### Problem to work on
For the listing below, report all lines that hold the word "vault".

═════ Available records ═════

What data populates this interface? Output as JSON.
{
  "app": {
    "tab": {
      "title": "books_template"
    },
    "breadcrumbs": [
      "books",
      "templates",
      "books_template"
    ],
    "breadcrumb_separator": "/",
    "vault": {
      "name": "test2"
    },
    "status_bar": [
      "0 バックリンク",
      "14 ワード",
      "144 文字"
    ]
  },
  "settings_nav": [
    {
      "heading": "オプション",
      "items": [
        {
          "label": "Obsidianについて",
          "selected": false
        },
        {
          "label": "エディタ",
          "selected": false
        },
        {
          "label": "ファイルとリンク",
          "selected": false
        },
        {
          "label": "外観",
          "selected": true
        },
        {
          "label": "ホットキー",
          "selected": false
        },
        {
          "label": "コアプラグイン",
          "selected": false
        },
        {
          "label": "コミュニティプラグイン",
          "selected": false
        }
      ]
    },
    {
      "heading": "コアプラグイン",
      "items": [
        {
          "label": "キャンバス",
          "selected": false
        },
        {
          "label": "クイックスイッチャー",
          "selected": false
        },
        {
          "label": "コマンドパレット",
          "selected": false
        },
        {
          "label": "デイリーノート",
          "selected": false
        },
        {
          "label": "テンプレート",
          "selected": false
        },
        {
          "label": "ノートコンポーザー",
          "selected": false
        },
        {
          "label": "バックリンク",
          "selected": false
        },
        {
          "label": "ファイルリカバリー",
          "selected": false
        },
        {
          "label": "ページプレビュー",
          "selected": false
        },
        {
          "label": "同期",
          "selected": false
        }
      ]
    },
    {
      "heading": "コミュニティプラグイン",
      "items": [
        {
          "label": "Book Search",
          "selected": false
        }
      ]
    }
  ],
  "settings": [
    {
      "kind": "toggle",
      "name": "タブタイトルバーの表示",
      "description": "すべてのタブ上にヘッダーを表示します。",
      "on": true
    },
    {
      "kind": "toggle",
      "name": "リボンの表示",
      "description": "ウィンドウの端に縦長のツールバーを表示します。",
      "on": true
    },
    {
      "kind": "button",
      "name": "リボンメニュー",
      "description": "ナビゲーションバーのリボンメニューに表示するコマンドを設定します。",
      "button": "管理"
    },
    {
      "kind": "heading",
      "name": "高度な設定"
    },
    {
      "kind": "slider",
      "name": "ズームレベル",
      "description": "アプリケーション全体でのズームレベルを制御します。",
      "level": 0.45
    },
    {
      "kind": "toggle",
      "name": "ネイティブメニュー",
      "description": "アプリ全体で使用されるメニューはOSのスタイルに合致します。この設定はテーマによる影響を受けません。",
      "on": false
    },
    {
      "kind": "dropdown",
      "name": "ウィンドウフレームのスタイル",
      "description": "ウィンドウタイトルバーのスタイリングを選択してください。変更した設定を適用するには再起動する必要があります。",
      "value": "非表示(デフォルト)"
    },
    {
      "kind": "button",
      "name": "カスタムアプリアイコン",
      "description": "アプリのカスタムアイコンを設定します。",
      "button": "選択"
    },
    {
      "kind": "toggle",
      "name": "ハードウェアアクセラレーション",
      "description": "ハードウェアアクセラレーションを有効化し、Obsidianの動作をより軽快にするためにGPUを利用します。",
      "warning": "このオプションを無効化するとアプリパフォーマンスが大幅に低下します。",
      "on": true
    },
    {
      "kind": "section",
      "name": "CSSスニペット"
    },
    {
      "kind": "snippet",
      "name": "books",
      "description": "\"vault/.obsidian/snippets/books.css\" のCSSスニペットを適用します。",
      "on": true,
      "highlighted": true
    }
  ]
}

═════

### Output of the task
    "vault": {
      "description": "\"vault/.obsidian/snippets/books.css\" のCSSスニペットを適用します。",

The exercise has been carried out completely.